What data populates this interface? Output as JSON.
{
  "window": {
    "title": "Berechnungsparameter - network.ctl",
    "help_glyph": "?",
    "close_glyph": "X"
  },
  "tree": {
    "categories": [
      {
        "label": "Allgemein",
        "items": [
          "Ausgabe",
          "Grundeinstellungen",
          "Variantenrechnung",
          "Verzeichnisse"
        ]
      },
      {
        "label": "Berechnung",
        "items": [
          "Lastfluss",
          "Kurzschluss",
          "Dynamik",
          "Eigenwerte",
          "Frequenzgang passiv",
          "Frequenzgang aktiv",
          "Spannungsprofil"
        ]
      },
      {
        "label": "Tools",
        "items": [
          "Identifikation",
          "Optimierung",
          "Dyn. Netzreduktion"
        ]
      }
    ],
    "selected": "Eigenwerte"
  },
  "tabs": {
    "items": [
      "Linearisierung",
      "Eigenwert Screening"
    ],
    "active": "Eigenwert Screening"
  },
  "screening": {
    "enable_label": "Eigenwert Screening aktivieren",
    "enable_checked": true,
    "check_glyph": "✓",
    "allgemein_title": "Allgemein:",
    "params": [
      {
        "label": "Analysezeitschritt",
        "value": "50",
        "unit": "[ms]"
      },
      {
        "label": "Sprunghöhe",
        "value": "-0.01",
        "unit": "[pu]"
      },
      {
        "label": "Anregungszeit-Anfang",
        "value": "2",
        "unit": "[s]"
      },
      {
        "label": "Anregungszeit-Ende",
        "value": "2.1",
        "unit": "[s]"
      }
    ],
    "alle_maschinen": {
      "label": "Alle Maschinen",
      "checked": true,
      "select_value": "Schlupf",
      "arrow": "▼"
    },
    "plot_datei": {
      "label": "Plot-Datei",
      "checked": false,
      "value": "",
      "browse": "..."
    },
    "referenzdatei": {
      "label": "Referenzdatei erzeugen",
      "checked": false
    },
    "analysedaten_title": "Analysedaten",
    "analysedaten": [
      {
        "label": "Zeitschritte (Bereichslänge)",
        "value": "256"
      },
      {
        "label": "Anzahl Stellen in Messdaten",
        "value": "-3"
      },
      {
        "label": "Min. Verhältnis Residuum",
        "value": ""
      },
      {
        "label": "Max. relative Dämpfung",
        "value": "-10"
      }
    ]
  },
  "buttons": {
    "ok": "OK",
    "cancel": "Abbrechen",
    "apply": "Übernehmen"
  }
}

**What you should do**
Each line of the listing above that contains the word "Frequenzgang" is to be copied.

**Reply to the exercise**
          "Frequenzgang passiv",
          "Frequenzgang aktiv",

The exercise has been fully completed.